Photographing kids of any age can be hard, but photographing toddlers is particularly challenging since they never sit still. As the mom of a three-and-a-half year old, I know how frustrating that can be! I’ve come up with a few tricks that help me capture my kiddo’s personality even when she’s on the move and my house is a disaster (because let’s face it – it usually is with a toddler around). These tips can be used with any kind of camera – even a smart phone!
http://torpgarden.se/pf/230/4130.html free printable promissory note template for personal loan 1. Hold your camera steady.
I know this sounds like a no-brainer, but it’s important to remember. The less your camera moves, the less blurry the photo will be. To help stabilize yourself, rest your arms on a table or lean on a wall while you shoot. If there are no tables or walls nearby, tuck your elbows in and stabilize them against your body.
http://aceweboptimization.com/pm/158/2695.html how do you get a car loan with bad credit 2. Take a LOT of photos.
The faster your kid is moving, the more photos you should take and the quicker you should take them. I like to call this “paparazzi mode”. If you are using an iPhone, just hold down the shutter and the camera will take a lot of photos one after the other. If you are using a dSLR, you should be able to set the shutter to take photos in continuous mode. This will allow you to hold the shutter down and “click click click”. I never ask my daughter to sit still for photos because if I know anything about toddlers, it’s that a) they don’t like to sit still and b) they don’t like to do what they’re told. Instead, I take a lot of photos and hope that she will be still for at least a second while I’m snapping pictures. In the photo below, I asked Sadie if she wanted to play with the stick, knowing that she would probably slow down to play in the puddle. That was my opportunity to go into paparazzi mode!
http://bremer-handballcup.de/pd/7/129.html how to take out a personal loan from chase bank 3. Change your perspective.
Try photographing your child up close and from a distance. Take an overhead shot or get on the floor and photograph the scene from their level. The more you experiment, the more variety you will have and the more likely it will be that you take a photo that you LOVE.
http://jordensvanner.se/pd/117/2011.html apply for a personal loan 4. Find what makes them unique.
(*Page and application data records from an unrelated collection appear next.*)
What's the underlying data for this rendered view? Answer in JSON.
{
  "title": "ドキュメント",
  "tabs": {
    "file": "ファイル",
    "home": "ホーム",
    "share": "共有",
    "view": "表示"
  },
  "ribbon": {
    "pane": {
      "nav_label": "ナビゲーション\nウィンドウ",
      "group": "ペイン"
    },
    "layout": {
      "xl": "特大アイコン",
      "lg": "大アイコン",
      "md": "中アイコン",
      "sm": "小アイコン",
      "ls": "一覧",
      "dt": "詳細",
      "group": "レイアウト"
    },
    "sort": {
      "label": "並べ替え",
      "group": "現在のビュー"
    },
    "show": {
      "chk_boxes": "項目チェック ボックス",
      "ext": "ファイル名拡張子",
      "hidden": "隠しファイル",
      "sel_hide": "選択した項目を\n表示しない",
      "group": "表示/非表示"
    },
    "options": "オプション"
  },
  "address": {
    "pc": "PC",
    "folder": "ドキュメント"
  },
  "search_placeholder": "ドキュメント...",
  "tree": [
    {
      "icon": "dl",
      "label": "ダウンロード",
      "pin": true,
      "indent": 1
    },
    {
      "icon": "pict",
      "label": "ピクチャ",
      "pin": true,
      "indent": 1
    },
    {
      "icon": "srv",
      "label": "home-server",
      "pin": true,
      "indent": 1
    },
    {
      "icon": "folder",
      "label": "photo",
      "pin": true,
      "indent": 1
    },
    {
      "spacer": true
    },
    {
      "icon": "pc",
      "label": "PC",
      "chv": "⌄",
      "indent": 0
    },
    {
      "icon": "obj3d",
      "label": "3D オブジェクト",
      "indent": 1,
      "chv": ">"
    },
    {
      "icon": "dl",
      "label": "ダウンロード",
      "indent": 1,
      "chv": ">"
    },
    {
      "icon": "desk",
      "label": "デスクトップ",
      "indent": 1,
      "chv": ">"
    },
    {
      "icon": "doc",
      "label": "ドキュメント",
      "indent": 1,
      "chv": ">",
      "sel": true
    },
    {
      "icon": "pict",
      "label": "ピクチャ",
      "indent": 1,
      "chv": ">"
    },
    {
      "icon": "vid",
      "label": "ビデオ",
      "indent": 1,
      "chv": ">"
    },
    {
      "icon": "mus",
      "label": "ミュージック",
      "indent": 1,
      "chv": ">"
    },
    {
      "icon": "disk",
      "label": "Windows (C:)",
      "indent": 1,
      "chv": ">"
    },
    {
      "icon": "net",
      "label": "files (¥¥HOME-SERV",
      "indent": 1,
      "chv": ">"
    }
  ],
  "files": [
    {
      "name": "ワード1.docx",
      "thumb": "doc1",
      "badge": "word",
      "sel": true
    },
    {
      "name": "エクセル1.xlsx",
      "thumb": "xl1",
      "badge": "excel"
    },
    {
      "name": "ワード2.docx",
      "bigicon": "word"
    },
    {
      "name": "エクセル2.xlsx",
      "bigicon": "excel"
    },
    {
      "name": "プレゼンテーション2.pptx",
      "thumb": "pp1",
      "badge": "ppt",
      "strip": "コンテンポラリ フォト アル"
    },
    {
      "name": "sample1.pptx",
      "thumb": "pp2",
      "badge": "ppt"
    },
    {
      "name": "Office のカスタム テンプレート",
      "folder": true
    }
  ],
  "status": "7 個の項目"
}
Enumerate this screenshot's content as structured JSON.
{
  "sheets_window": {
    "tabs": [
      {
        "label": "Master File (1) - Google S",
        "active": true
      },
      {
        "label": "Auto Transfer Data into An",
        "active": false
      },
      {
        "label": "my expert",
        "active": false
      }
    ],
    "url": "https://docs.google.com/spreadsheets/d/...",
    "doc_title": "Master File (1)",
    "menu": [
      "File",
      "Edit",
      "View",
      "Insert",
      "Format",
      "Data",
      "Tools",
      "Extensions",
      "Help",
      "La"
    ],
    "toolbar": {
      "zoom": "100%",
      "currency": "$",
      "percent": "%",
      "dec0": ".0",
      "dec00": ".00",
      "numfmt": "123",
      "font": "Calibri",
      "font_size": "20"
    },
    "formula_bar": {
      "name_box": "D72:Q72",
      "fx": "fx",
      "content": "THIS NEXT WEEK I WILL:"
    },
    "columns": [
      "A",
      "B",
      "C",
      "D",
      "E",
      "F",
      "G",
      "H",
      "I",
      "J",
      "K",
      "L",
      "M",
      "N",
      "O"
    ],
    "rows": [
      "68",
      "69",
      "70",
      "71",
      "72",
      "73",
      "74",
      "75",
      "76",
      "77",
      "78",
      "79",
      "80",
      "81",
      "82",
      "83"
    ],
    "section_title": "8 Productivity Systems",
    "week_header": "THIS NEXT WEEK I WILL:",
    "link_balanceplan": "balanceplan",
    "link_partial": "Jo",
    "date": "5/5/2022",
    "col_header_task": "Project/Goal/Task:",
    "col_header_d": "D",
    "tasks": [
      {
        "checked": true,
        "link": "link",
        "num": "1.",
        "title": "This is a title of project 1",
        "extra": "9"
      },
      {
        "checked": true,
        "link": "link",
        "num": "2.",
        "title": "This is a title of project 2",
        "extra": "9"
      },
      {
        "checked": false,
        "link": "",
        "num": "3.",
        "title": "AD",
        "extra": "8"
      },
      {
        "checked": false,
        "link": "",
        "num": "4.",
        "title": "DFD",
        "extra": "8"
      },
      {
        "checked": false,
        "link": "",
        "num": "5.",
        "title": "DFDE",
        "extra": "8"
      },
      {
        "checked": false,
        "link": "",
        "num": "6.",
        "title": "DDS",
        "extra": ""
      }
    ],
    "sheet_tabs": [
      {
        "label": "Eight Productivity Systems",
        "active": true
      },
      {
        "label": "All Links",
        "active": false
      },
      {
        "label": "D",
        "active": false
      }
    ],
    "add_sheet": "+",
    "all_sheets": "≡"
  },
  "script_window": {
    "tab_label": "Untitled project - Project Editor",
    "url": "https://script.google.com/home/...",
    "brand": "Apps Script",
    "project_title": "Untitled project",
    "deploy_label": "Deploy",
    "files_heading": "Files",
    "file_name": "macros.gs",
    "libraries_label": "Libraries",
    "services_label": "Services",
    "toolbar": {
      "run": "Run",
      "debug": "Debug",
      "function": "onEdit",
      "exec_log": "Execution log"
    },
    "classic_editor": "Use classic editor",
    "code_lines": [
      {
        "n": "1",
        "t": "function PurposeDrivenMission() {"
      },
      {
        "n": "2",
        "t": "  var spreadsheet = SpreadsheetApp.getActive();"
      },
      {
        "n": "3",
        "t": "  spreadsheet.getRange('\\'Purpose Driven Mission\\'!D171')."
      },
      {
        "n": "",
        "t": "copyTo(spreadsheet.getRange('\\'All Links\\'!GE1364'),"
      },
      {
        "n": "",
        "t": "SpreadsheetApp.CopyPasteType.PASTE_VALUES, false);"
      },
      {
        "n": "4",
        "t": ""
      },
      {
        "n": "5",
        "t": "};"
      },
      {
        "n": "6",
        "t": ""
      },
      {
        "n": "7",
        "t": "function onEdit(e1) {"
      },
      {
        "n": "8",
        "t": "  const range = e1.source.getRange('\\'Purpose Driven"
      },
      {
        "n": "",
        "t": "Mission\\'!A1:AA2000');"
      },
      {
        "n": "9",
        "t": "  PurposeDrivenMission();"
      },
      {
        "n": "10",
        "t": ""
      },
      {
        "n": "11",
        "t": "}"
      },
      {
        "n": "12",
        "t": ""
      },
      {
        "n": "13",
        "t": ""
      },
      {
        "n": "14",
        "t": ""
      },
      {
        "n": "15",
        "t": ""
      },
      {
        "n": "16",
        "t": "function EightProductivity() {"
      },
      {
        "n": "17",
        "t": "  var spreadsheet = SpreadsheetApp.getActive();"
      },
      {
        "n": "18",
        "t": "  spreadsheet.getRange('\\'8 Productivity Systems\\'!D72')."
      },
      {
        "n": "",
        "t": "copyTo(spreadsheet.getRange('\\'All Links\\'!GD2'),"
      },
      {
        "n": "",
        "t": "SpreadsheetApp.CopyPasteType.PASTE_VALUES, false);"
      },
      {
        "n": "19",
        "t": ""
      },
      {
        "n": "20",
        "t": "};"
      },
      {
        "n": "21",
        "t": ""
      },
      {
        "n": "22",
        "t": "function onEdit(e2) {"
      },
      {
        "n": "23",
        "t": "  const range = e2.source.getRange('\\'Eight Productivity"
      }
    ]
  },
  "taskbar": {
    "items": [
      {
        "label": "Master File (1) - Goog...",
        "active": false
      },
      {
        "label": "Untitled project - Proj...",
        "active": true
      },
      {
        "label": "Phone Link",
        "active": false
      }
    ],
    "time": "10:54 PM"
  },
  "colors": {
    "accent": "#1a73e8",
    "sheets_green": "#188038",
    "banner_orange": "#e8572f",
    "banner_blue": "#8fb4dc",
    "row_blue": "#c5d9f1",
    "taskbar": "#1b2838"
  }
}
What do you love most about your child? What makes them special? Maybe it’s their freckly nose or their missing two front teeth. Maybe it’s their wild hair or their sense of humor. Whatever it is, that’s probably what you will want to remember for years to come. By focusing on what makes them unique, you are honoring them and helping them feel special.
http://livetsomelin.se/pt/101/1761.html installment loan build credit 5. Embrace imperfection.
My favorite photos of my daughter are the messy ones – the ones where she is covered in chocolate or the house is a mess. Photos that capture real life are more emotional than perfectly posed shots. So don’t worry about wiping your kid’s face or straightening the toys. Embrace life as it is and find the beauty in the mess.
Photography is a great tool for connecting with your child and embracing the beauty (and craziness) of motherhood. The most important thing you can do is relax and enjoy the process. The more fun you’re having taking photos, the more fun your kids will have being photographed!
pre loan approval for home Want more tips for improving your photos of your kids? Join me for the next session of Lens Mama. Registration is open now!
Click here for more photography tips for mamas!